What comes to mind when you hear the term fluency? Is it fast, timed reading? The number of words a student can read in a one minute? While speed and accuracy are two factors to include when assessing fluency, fluency also includes expression, smoothness, pace and prosody. Fluent readers use their word recognition skills to read words with automaticity while also using their comprehension of the text to to add expression while they read. The National Reading Panel recommends up to 30 minutes of fluency practice as part of daily reading instruction, but remember that this can occur across content areas – it doesn’t have to be contained to your literacy block or ELA class.
Why is fluency so important? When thinking about the science of reading, phonics and phonemic awareness usually comes to mind. However, we shouldn’t neglect fluency. Literacy expert Dr. Tim Rasinski views fluency as the bridge from word recognition to comprehension. The National Reading Panel describes the fluent reader as “one who can perform multiple tasks—such as word recognition and comprehension—at the same time. The non-fluent reader, on the other hand, can perform only one task at a time. [. . .] The ‘multitask functioning’ of the fluent reader is made possible by the reduced cognitive demands needed for word recognition and other reading processes, thus freeing cognitive resources for other functions, such as drawing inferences. [ . . .] Because the cognitive demands for word recognition are so small while the word recognition process is occurring, there are sufficient cognitive resources available for grouping the words into syntactic units and for understanding or interpreting the text.” (National Reading Panel Report of the Subgroups, 2000).
So how do we improve the fluency of our readers? In Know Better, Do Better: Teaching the Foundations So Every Child Can Read, authors David Liben and Meredith Liben explain: “There are just two ways to improve fluency. The research is wonderfully clear. Fluency is one of the most straightforward aspects of all literacy. One is for children to follow along with the text while a skilled reader reads it aloud. The second is to do repeated reading of the same passage after hearing a fluent model of what that passage should sound like.”
The following suggestions can be used for whole class or small group routines.
- Introduce and practice difficult words and phrases. When planning lessons with complex texts, take note of any words or phrases students may have difficulty with for which there aren’t a lot of context clues in the text, and preview these words with students. This is a great way to address phonics and morphology, as well, since you can talk about morphemes and word patterns in your vocabulary lesson.
- Re-think Repeated Reading: Repeated reading is a proven method of improving fluency, but it can become stale for students over time. To add some variety to your routines, Rasinski suggests giving students a purpose for repeated readings, such as a reader’s theater or a final performance at the end of the week (e.g., reading the text to a partner, making an audio recording for a student from a younger grade, or reading to an adult, sibling, or stuffed animal at home). To build up to their performance, students can practice a short poem or story with a small group, select difficult words to practice, engage in choral or echo reading throughout the week, take the passage home to practice, and then read it at the end of the week for their final performance.
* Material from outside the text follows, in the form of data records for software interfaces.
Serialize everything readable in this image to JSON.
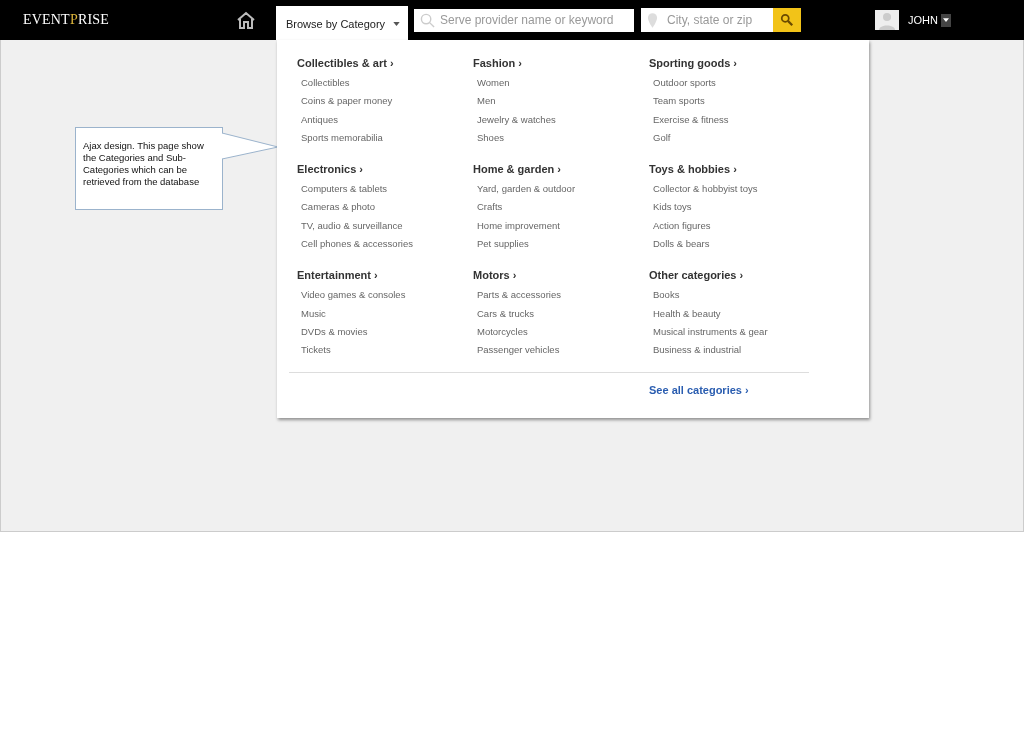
{
  "header": {
    "logo_parts": [
      {
        "text": "EVENT",
        "accent": false
      },
      {
        "text": "P",
        "accent": true
      },
      {
        "text": "RISE",
        "accent": false
      }
    ],
    "browse_tab": {
      "label": "Browse by Category",
      "expanded": true
    },
    "search": {
      "placeholder": "Serve provider name or keyword"
    },
    "location": {
      "placeholder": "City, state or zip"
    },
    "user": {
      "name": "JOHN"
    }
  },
  "categories": [
    {
      "title": "Collectibles & art ›",
      "items": [
        "Collectibles",
        "Coins & paper money",
        "Antiques",
        "Sports memorabilia"
      ]
    },
    {
      "title": "Fashion ›",
      "items": [
        "Women",
        "Men",
        "Jewelry & watches",
        "Shoes"
      ]
    },
    {
      "title": "Sporting goods ›",
      "items": [
        "Outdoor sports",
        "Team sports",
        "Exercise & fitness",
        "Golf"
      ]
    },
    {
      "title": "Electronics ›",
      "items": [
        "Computers & tablets",
        "Cameras & photo",
        "TV, audio & surveillance",
        "Cell phones & accessories"
      ]
    },
    {
      "title": "Home & garden ›",
      "items": [
        "Yard, garden & outdoor",
        "Crafts",
        "Home improvement",
        "Pet supplies"
      ]
    },
    {
      "title": "Toys & hobbies ›",
      "items": [
        "Collector & hobbyist toys",
        "Kids toys",
        "Action figures",
        "Dolls & bears"
      ]
    },
    {
      "title": "Entertainment ›",
      "items": [
        "Video games & consoles",
        "Music",
        "DVDs & movies",
        "Tickets"
      ]
    },
    {
      "title": "Motors ›",
      "items": [
        "Parts & accessories",
        "Cars & trucks",
        "Motorcycles",
        "Passenger vehicles"
      ]
    },
    {
      "title": "Other categories ›",
      "items": [
        "Books",
        "Health & beauty",
        "Musical instruments & gear",
        "Business & industrial"
      ]
    }
  ],
  "see_all": "See all categories ›",
  "note": "Ajax design. This page show the Categories and Sub-Categories which can be retrieved from the database"
}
Here are two more weekly fluency routines from Achieve the Core: one for decodable texts, and one for grade-level texts.
- Paired reading is another method with a track record of success. Consider your pairings: It doesn’t always have to be a very high reader with a very low reader; readers at similar levels will benefit from working with a peer who can give thoughtful feedback using a fluency checklist. You can also consider a reading buddies program in coordination with another grade level. I
- Several educational technology programs have a recording option for students to record themselves reading. These allow students to hear themselves and reflect on how their fluency improves over time.
As you incorporate a fluency routine into your lessons, think about how you will assess its effectiveness and the tools students will use to self-monitor their fluency and give feedback to their peers. Over the years, we’ve seen many students track their own words correct per minute (WCPM) progress on bar graphs, but — given the role that prosody plays in fluency — consider asking students to use a fluency rubric or checklist that addresses tone, expression and pace, as well. And, since the goal of reading is comprehension, don’t forget to include some way of assessing a student’s understanding of the text!
When considering the research base connected with the science of reading, we know that incorporating daily fluency practice into instruction can help students improve their reading. We hope you can use some of these ideas with your students!
Sources and Further Reading:
Eunice Kennedy Shriver National Institute of Child Health and Human Development, NIH, DHHS. (2000). Report of the National Reading Panel: Teaching Children to Read: Reports of the Subgroups (00-4754). Washington, DC: U.S. Government Printing Office. Retrieved from: https://www.nichd.nih.gov/sites/default/files/publications/pubs/nrp/Documents/ch3.pdf
Rasinski, T. V. (2012). Why reading fluency should be hot. The Reading Teacher, 65(8), 516–522. https://doi.org/10.1002/TRTR.01077